## Recorded data
• • • • •

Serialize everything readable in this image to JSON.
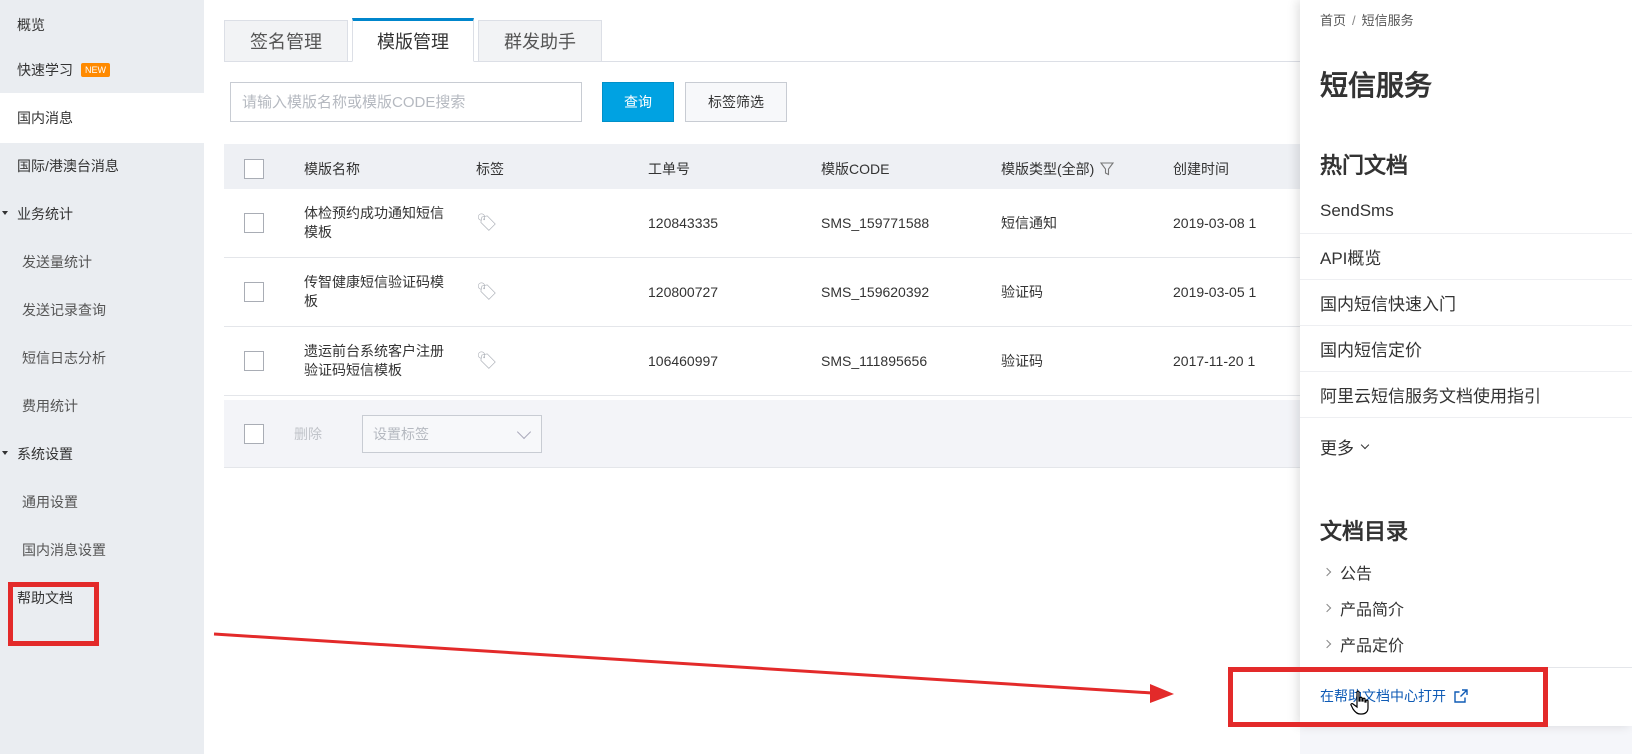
{
  "sidebar": {
    "items": [
      {
        "label": "概览"
      },
      {
        "label": "快速学习",
        "badge": "NEW"
      },
      {
        "label": "国内消息"
      },
      {
        "label": "国际/港澳台消息"
      },
      {
        "label": "业务统计"
      },
      {
        "label": "发送量统计"
      },
      {
        "label": "发送记录查询"
      },
      {
        "label": "短信日志分析"
      },
      {
        "label": "费用统计"
      },
      {
        "label": "系统设置"
      },
      {
        "label": "通用设置"
      },
      {
        "label": "国内消息设置"
      },
      {
        "label": "帮助文档"
      }
    ]
  },
  "tabs": [
    {
      "label": "签名管理"
    },
    {
      "label": "模版管理"
    },
    {
      "label": "群发助手"
    }
  ],
  "search": {
    "placeholder": "请输入模版名称或模版CODE搜索",
    "query_label": "查询",
    "filter_label": "标签筛选"
  },
  "table": {
    "headers": {
      "name": "模版名称",
      "tag": "标签",
      "order": "工单号",
      "code": "模版CODE",
      "type": "模版类型(全部)",
      "created": "创建时间"
    },
    "rows": [
      {
        "name": "体检预约成功通知短信模板",
        "order": "120843335",
        "code": "SMS_159771588",
        "type": "短信通知",
        "created": "2019-03-08 1"
      },
      {
        "name": "传智健康短信验证码模板",
        "order": "120800727",
        "code": "SMS_159620392",
        "type": "验证码",
        "created": "2019-03-05 1"
      },
      {
        "name": "遗运前台系统客户注册验证码短信模板",
        "order": "106460997",
        "code": "SMS_111895656",
        "type": "验证码",
        "created": "2017-11-20 1"
      }
    ],
    "footer": {
      "delete_label": "删除",
      "set_tag_placeholder": "设置标签"
    }
  },
  "panel": {
    "breadcrumb": [
      "首页",
      "/",
      "短信服务"
    ],
    "title": "短信服务",
    "hot_docs_title": "热门文档",
    "hot_docs": [
      "SendSms",
      "API概览",
      "国内短信快速入门",
      "国内短信定价",
      "阿里云短信服务文档使用指引"
    ],
    "more_label": "更多",
    "catalog_title": "文档目录",
    "catalog": [
      "公告",
      "产品简介",
      "产品定价"
    ],
    "open_help_label": "在帮助文档中心打开"
  },
  "colors": {
    "accent": "#00a2e2",
    "annotation_red": "#e32a2a",
    "link": "#0f5bb5",
    "badge": "#ff8a00"
  }
}
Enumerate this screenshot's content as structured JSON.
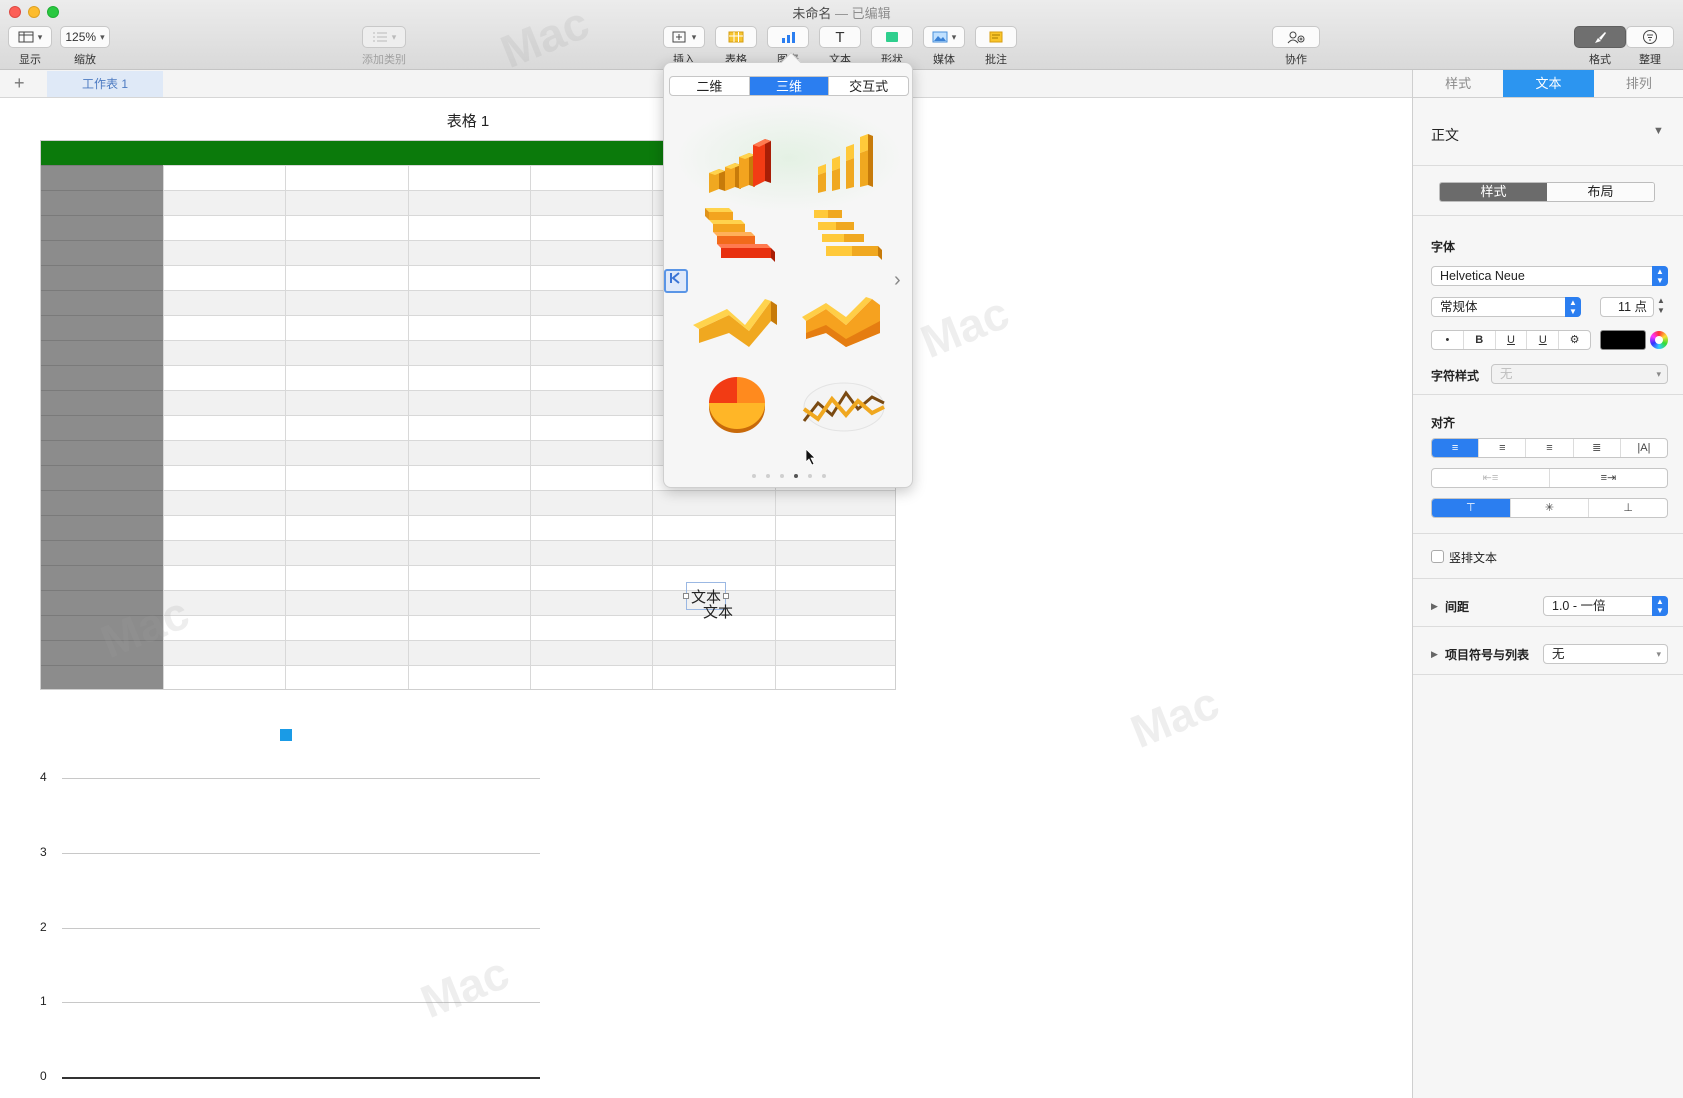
{
  "window": {
    "title": "未命名",
    "title_sep": " — ",
    "status": "已编辑"
  },
  "toolbar": {
    "view_label": "显示",
    "zoom_value": "125%",
    "zoom_label": "缩放",
    "add_category_label": "添加类别",
    "insert_label": "插入",
    "table_label": "表格",
    "chart_label": "图表",
    "text_label": "文本",
    "text_icon": "T",
    "shape_label": "形状",
    "media_label": "媒体",
    "comment_label": "批注",
    "collaborate_label": "协作",
    "format_label": "格式",
    "organize_label": "整理"
  },
  "sheet_tabs": {
    "add": "+",
    "active": "工作表 1"
  },
  "table": {
    "title": "表格 1",
    "header_color": "#0b7a0b",
    "row_header_color": "#8c8c8c",
    "text_box": "文本",
    "text_overlap": "文本"
  },
  "chart_data": {
    "type": "bar",
    "legend_color": "#1a9be6",
    "yticks": [
      "0",
      "1",
      "2",
      "3",
      "4"
    ],
    "ylim": [
      0,
      4
    ],
    "grid": true,
    "series": []
  },
  "chart_popover": {
    "tabs": [
      "二维",
      "三维",
      "交互式"
    ],
    "active_tab": "三维",
    "thumbnails": [
      "3d-column-chart-icon",
      "3d-stacked-column-chart-icon",
      "3d-bar-chart-icon",
      "3d-stacked-bar-chart-icon",
      "3d-area-chart-icon",
      "3d-stacked-area-chart-icon",
      "3d-pie-chart-icon",
      "3d-line-chart-icon"
    ],
    "page_count": 6,
    "current_page": 4,
    "next_arrow": "›"
  },
  "inspector": {
    "tabs": [
      "样式",
      "文本",
      "排列"
    ],
    "active_tab": "文本",
    "paragraph_style": "正文",
    "sub_tabs": [
      "样式",
      "布局"
    ],
    "active_sub_tab": "样式",
    "font_section": "字体",
    "font_family": "Helvetica Neue",
    "font_style": "常规体",
    "font_size": "11 点",
    "format_buttons": [
      "•",
      "B",
      "U",
      "U",
      "⚙"
    ],
    "text_color": "#000000",
    "char_style_label": "字符样式",
    "char_style_value": "无",
    "align_section": "对齐",
    "vertical_text_label": "竖排文本",
    "spacing_label": "间距",
    "spacing_value": "1.0 - 一倍",
    "bullets_label": "项目符号与列表",
    "bullets_value": "无"
  }
}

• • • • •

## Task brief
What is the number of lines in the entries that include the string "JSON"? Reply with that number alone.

## Finished exercise
2